My sense today is that this was an era when sinking fly lines were pretty much the norm for salmon fishing but, by then, my bookshelf included a copy of the classic Greased Line Fishing for Salmon, by "Jock Scott". It was this early 1950s title that encouraged me to try to sink tips and floating lines for what was, in the main, a summer and early autumn fishery. Later, much later, the same tactics, and flies, continue to serve me well for summer run steelhead on Vancouver Island.

Some great days Irish followed and I have the hand-written notes to remind me of hooking nine Mourne grilse and landing four to 6 lbs , all on shrimp flies tied by Newtownstewart’s John McAleer, on June 30, 1970, and of a 12 lb Lower Bann salmon caught on a No 12 – small indeed - claret and hare’s ear, at Movanagher on June 18, 1969.

That was most certainly another one for the memory book in that I was again after brown trout and was using the better of my cane trout rods. Today the rod hangs in virtual retirement on the wall of the room where I write, the set in the tip a reminder of a memorable catch. So does the lasting sense of a salmon that, for a while, was totally beyond my control as it charged downstream from the Flat below the weir, through the King’s Hill, a heavy, boulder-strewn run, eventually to be netted in the deeper waters of the Neck. What excitement

Then there was the autumn grilse from the River Strule, downstream from Omagh, that was eaten by a pig, at least all but the tail which was still visible in the corner of the animal’s mouth when I came along to collect it. What happened? Salmon grilse are dainty little fish. This one weighed around 5 lbs and the noosed cord, securing it to a branch, had slipped free of the slender wrist above the tail. And we all know pigs take no prisoners when it comes to an opportunistic meal!

To my way of thinking, that’s still what my fishing is all about. Not so much the taking but rather the whole essence of the sport, the anticipation, the day-to-day experiences, the friendships and the trips, the many and varied locations, the tackle, the traditions and always the golden memories left behind by those very special days, some long ago, others yet to be enjoyed.

In British Columbia we strongly support catch and release – in fact it’s mandatory on many streams and lakes - and, in fresh water, we use only single, barbless hooks. Again, it’s the law. This conservation-drive approach means there should still be plenty of salmon and trout for grandson Finn when he and his friends come of fishing age.
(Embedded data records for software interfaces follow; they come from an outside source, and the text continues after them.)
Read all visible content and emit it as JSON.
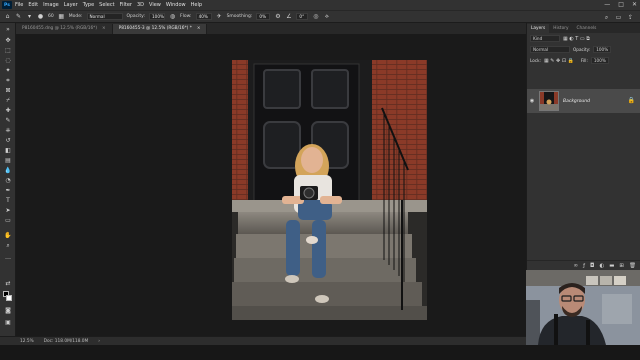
{
  "app": {
    "logo_text": "Ps"
  },
  "menu": [
    "File",
    "Edit",
    "Image",
    "Layer",
    "Type",
    "Select",
    "Filter",
    "3D",
    "View",
    "Window",
    "Help"
  ],
  "window_controls": {
    "minimize": "—",
    "maximize": "□",
    "close": "✕"
  },
  "options": {
    "brush_size": "60",
    "mode_label": "Mode:",
    "mode_value": "Normal",
    "opacity_label": "Opacity:",
    "opacity_value": "100%",
    "flow_label": "Flow:",
    "flow_value": "40%",
    "smoothing_label": "Smoothing:",
    "smoothing_value": "0%",
    "angle_value": "0°"
  },
  "tabs": [
    {
      "label": "P8160455.dng @ 12.5% (RGB/16*)",
      "close": "×"
    },
    {
      "label": "P8160455-3 @ 12.5% (RGB/16*) *",
      "close": "×"
    }
  ],
  "status": {
    "zoom": "12.5%",
    "doc": "Doc: 118.0M/118.0M",
    "arrow": "›"
  },
  "panels": {
    "tabs": [
      "Layers",
      "History",
      "Channels"
    ],
    "search_kind": "Kind",
    "blend_mode": "Normal",
    "opacity_label": "Opacity:",
    "opacity_value": "100%",
    "lock_label": "Lock:",
    "fill_label": "Fill:",
    "fill_value": "100%",
    "layer_name": "Background"
  },
  "colors": {
    "accent": "#31a8ff",
    "panel": "#323232",
    "canvas": "#1a1a1a"
  }
}
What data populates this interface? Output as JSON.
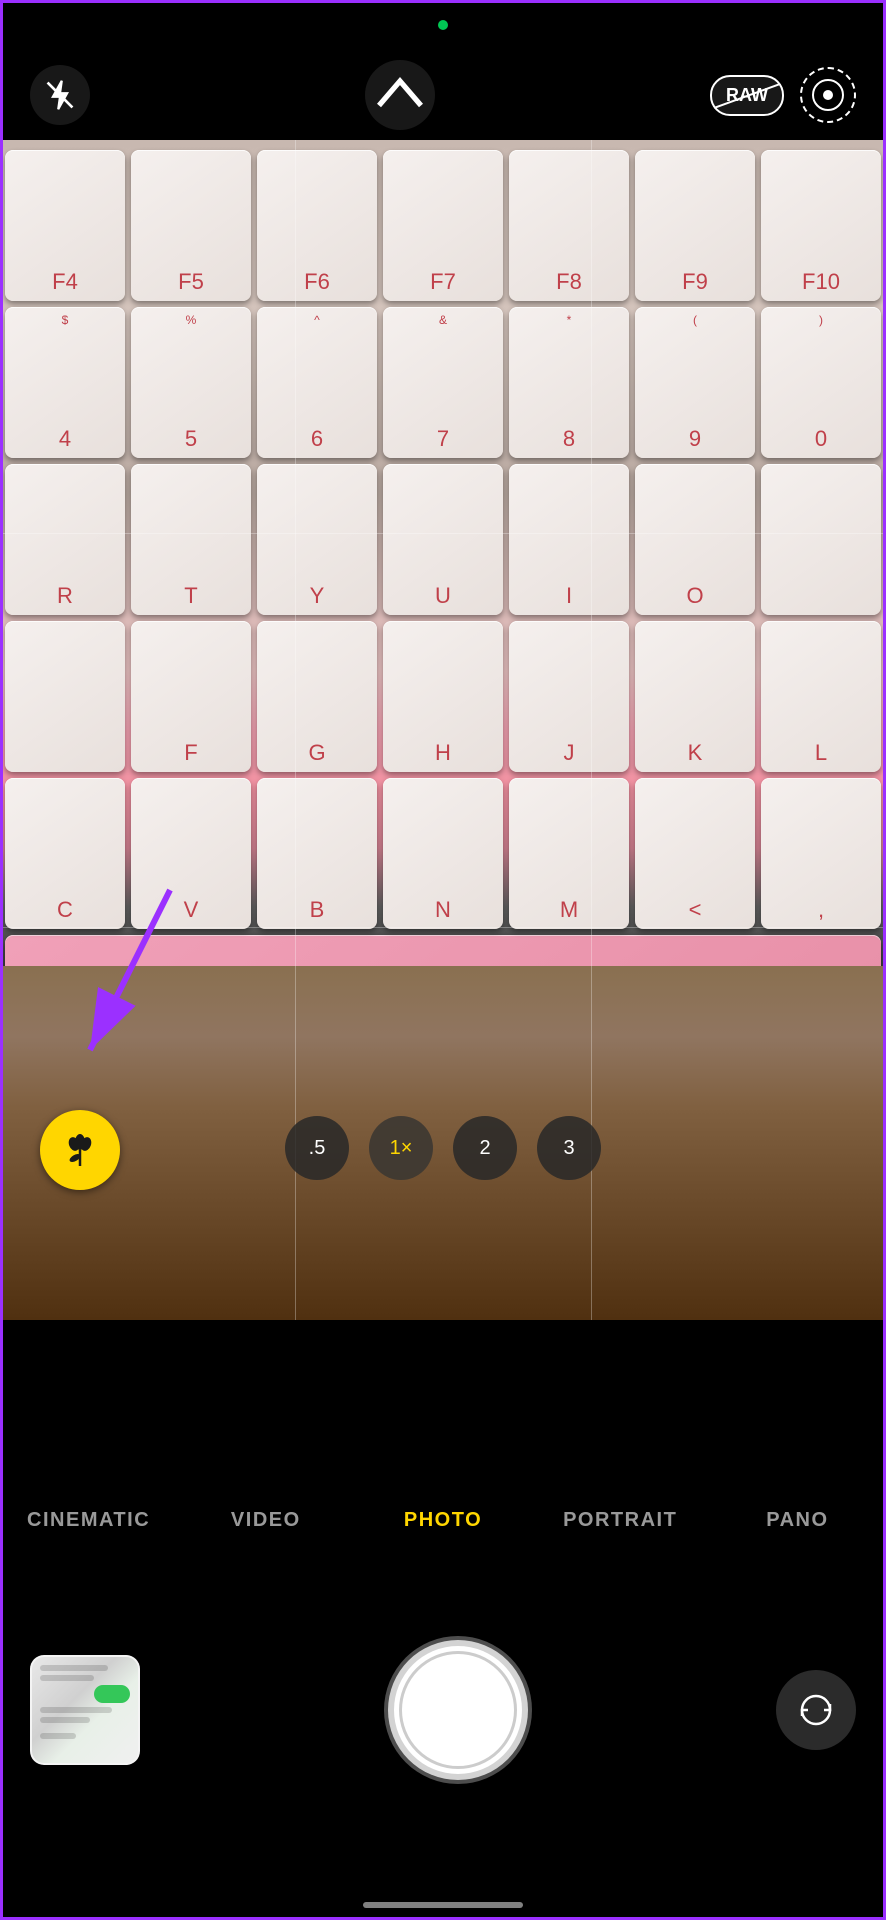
{
  "statusBar": {
    "cameraIndicatorColor": "#00c853"
  },
  "topControls": {
    "flashLabel": "flash-off",
    "collapseLabel": "^",
    "rawLabel": "RAW",
    "liveLabel": "live"
  },
  "viewfinder": {
    "gridLines": true
  },
  "zoomControls": {
    "options": [
      {
        "value": ".5",
        "active": false
      },
      {
        "value": "1×",
        "active": true
      },
      {
        "value": "2",
        "active": false
      },
      {
        "value": "3",
        "active": false
      }
    ]
  },
  "modeBar": {
    "modes": [
      {
        "label": "CINEMATIC",
        "active": false
      },
      {
        "label": "VIDEO",
        "active": false
      },
      {
        "label": "PHOTO",
        "active": true
      },
      {
        "label": "PORTRAIT",
        "active": false
      },
      {
        "label": "PANO",
        "active": false
      }
    ]
  },
  "bottomControls": {
    "shutterLabel": "shutter",
    "flipLabel": "flip-camera"
  },
  "homeIndicator": {}
}
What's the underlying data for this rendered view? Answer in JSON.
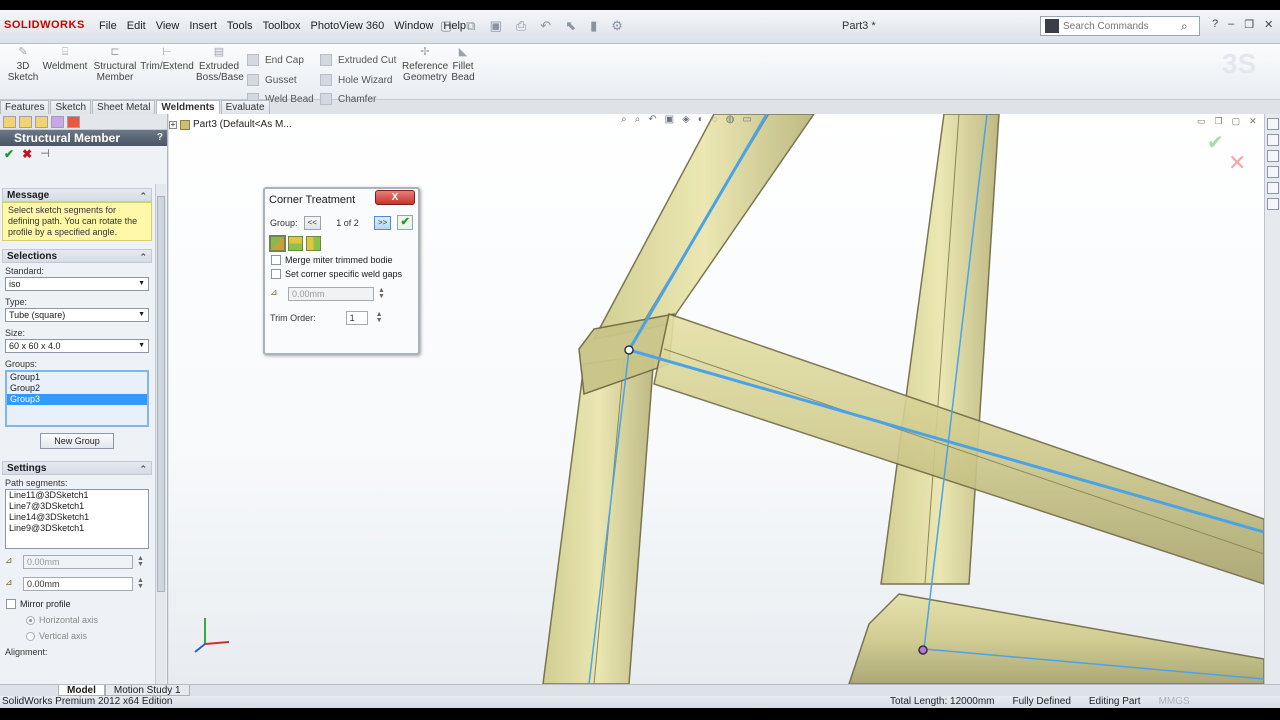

May their lines be tight, their fish bright and strong and their days on the water every bit as rewarding as mine have been.